(Your goal) From the first record through the last, copy each one exactly.

(Exercise input begins)

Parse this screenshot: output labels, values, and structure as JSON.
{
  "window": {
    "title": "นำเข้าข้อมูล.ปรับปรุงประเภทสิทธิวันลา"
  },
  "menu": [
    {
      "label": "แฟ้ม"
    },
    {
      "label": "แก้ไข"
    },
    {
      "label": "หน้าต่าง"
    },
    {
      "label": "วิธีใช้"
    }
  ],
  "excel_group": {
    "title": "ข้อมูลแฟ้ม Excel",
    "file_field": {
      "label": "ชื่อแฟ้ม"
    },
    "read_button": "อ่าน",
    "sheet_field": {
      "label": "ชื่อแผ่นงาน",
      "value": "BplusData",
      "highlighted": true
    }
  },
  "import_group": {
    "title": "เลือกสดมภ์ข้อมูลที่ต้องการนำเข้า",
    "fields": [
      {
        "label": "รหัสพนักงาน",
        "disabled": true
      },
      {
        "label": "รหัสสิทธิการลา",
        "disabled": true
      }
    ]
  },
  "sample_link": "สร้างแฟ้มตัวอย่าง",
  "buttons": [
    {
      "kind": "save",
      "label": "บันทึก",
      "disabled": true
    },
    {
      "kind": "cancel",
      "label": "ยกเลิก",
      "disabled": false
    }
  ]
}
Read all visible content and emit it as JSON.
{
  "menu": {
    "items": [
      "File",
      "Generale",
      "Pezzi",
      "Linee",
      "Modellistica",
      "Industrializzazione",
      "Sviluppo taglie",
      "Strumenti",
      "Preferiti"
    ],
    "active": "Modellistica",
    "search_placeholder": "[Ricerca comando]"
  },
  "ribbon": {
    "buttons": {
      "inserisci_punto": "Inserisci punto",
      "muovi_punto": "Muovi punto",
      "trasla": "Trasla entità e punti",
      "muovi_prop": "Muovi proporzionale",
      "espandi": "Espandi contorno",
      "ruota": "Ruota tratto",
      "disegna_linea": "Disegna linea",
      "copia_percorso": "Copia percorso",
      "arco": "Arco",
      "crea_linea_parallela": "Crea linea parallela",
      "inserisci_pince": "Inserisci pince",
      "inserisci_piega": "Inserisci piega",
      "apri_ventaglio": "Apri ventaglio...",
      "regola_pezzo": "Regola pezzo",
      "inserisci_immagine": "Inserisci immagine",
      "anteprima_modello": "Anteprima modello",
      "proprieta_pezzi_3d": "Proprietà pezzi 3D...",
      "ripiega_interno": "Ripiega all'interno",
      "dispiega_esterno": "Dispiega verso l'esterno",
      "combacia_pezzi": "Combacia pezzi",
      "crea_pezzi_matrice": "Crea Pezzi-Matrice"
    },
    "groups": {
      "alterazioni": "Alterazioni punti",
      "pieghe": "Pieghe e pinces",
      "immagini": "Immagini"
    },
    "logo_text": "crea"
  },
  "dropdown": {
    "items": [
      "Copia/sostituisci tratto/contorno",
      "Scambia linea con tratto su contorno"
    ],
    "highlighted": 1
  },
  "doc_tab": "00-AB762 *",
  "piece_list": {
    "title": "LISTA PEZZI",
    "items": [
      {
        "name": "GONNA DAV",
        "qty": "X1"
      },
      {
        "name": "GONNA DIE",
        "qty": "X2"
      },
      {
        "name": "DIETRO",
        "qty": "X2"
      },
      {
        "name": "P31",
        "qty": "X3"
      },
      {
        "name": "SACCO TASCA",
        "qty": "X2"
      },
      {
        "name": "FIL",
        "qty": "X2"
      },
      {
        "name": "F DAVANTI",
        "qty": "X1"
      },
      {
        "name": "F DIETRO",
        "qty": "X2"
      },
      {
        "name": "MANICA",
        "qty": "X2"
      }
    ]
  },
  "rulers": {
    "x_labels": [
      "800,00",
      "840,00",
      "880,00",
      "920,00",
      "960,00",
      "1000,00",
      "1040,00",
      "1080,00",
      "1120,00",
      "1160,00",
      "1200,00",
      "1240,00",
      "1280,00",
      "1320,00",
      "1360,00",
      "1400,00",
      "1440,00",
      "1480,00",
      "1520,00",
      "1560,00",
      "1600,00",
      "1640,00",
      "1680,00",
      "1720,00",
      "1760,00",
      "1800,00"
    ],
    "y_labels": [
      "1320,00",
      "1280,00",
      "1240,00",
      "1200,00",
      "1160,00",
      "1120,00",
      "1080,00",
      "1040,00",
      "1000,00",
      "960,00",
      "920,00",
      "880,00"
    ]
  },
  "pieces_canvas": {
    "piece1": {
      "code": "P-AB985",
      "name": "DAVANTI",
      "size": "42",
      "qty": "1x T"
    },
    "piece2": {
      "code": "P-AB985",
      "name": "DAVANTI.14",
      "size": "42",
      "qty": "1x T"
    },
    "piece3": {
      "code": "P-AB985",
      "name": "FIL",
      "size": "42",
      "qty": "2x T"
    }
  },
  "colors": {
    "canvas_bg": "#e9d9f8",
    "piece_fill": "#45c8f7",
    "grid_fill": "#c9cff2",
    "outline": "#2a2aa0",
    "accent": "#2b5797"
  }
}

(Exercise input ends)

(Answer for the task)
Parse this screenshot: output labels, values, and structure as JSON.
{
  "window": {
    "title": "นำเข้าข้อมูล.ปรับปรุงประเภทสิทธิวันลา"
  },
  "menu": [
    {
      "label": "แฟ้ม"
    },
    {
      "label": "แก้ไข"
    },
    {
      "label": "หน้าต่าง"
    },
    {
      "label": "วิธีใช้"
    }
  ],
  "excel_group": {
    "title": "ข้อมูลแฟ้ม Excel",
    "file_field": {
      "label": "ชื่อแฟ้ม"
    },
    "read_button": "อ่าน",
    "sheet_field": {
      "label": "ชื่อแผ่นงาน",
      "value": "BplusData",
      "highlighted": true
    }
  },
  "import_group": {
    "title": "เลือกสดมภ์ข้อมูลที่ต้องการนำเข้า",
    "fields": [
      {
        "label": "รหัสพนักงาน",
        "disabled": true
      },
      {
        "label": "รหัสสิทธิการลา",
        "disabled": true
      }
    ]
  },
  "sample_link": "สร้างแฟ้มตัวอย่าง",
  "buttons": [
    {
      "kind": "save",
      "label": "บันทึก",
      "disabled": true
    },
    {
      "kind": "cancel",
      "label": "ยกเลิก",
      "disabled": false
    }
  ]
}
Read all visible content and emit it as JSON.
{
  "menu": {
    "items": [
      "File",
      "Generale",
      "Pezzi",
      "Linee",
      "Modellistica",
      "Industrializzazione",
      "Sviluppo taglie",
      "Strumenti",
      "Preferiti"
    ],
    "active": "Modellistica",
    "search_placeholder": "[Ricerca comando]"
  },
  "ribbon": {
    "buttons": {
      "inserisci_punto": "Inserisci punto",
      "muovi_punto": "Muovi punto",
      "trasla": "Trasla entità e punti",
      "muovi_prop": "Muovi proporzionale",
      "espandi": "Espandi contorno",
      "ruota": "Ruota tratto",
      "disegna_linea": "Disegna linea",
      "copia_percorso": "Copia percorso",
      "arco": "Arco",
      "crea_linea_parallela": "Crea linea parallela",
      "inserisci_pince": "Inserisci pince",
      "inserisci_piega": "Inserisci piega",
      "apri_ventaglio": "Apri ventaglio...",
      "regola_pezzo": "Regola pezzo",
      "inserisci_immagine": "Inserisci immagine",
      "anteprima_modello": "Anteprima modello",
      "proprieta_pezzi_3d": "Proprietà pezzi 3D...",
      "ripiega_interno": "Ripiega all'interno",
      "dispiega_esterno": "Dispiega verso l'esterno",
      "combacia_pezzi": "Combacia pezzi",
      "crea_pezzi_matrice": "Crea Pezzi-Matrice"
    },
    "groups": {
      "alterazioni": "Alterazioni punti",
      "pieghe": "Pieghe e pinces",
      "immagini": "Immagini"
    },
    "logo_text": "crea"
  },
  "dropdown": {
    "items": [
      "Copia/sostituisci tratto/contorno",
      "Scambia linea con tratto su contorno"
    ],
    "highlighted": 1
  },
  "doc_tab": "00-AB762 *",
  "piece_list": {
    "title": "LISTA PEZZI",
    "items": [
      {
        "name": "GONNA DAV",
        "qty": "X1"
      },
      {
        "name": "GONNA DIE",
        "qty": "X2"
      },
      {
        "name": "DIETRO",
        "qty": "X2"
      },
      {
        "name": "P31",
        "qty": "X3"
      },
      {
        "name": "SACCO TASCA",
        "qty": "X2"
      },
      {
        "name": "FIL",
        "qty": "X2"
      },
      {
        "name": "F DAVANTI",
        "qty": "X1"
      },
      {
        "name": "F DIETRO",
        "qty": "X2"
      },
      {
        "name": "MANICA",
        "qty": "X2"
      }
    ]
  },
  "rulers": {
    "x_labels": [
      "800,00",
      "840,00",
      "880,00",
      "920,00",
      "960,00",
      "1000,00",
      "1040,00",
      "1080,00",
      "1120,00",
      "1160,00",
      "1200,00",
      "1240,00",
      "1280,00",
      "1320,00",
      "1360,00",
      "1400,00",
      "1440,00",
      "1480,00",
      "1520,00",
      "1560,00",
      "1600,00",
      "1640,00",
      "1680,00",
      "1720,00",
      "1760,00",
      "1800,00"
    ],
    "y_labels": [
      "1320,00",
      "1280,00",
      "1240,00",
      "1200,00",
      "1160,00",
      "1120,00",
      "1080,00",
      "1040,00",
      "1000,00",
      "960,00",
      "920,00",
      "880,00"
    ]
  },
  "pieces_canvas": {
    "piece1": {
      "code": "P-AB985",
      "name": "DAVANTI",
      "size": "42",
      "qty": "1x T"
    },
    "piece2": {
      "code": "P-AB985",
      "name": "DAVANTI.14",
      "size": "42",
      "qty": "1x T"
    },
    "piece3": {
      "code": "P-AB985",
      "name": "FIL",
      "size": "42",
      "qty": "2x T"
    }
  },
  "colors": {
    "canvas_bg": "#e9d9f8",
    "piece_fill": "#45c8f7",
    "grid_fill": "#c9cff2",
    "outline": "#2a2aa0",
    "accent": "#2b5797"
  }
}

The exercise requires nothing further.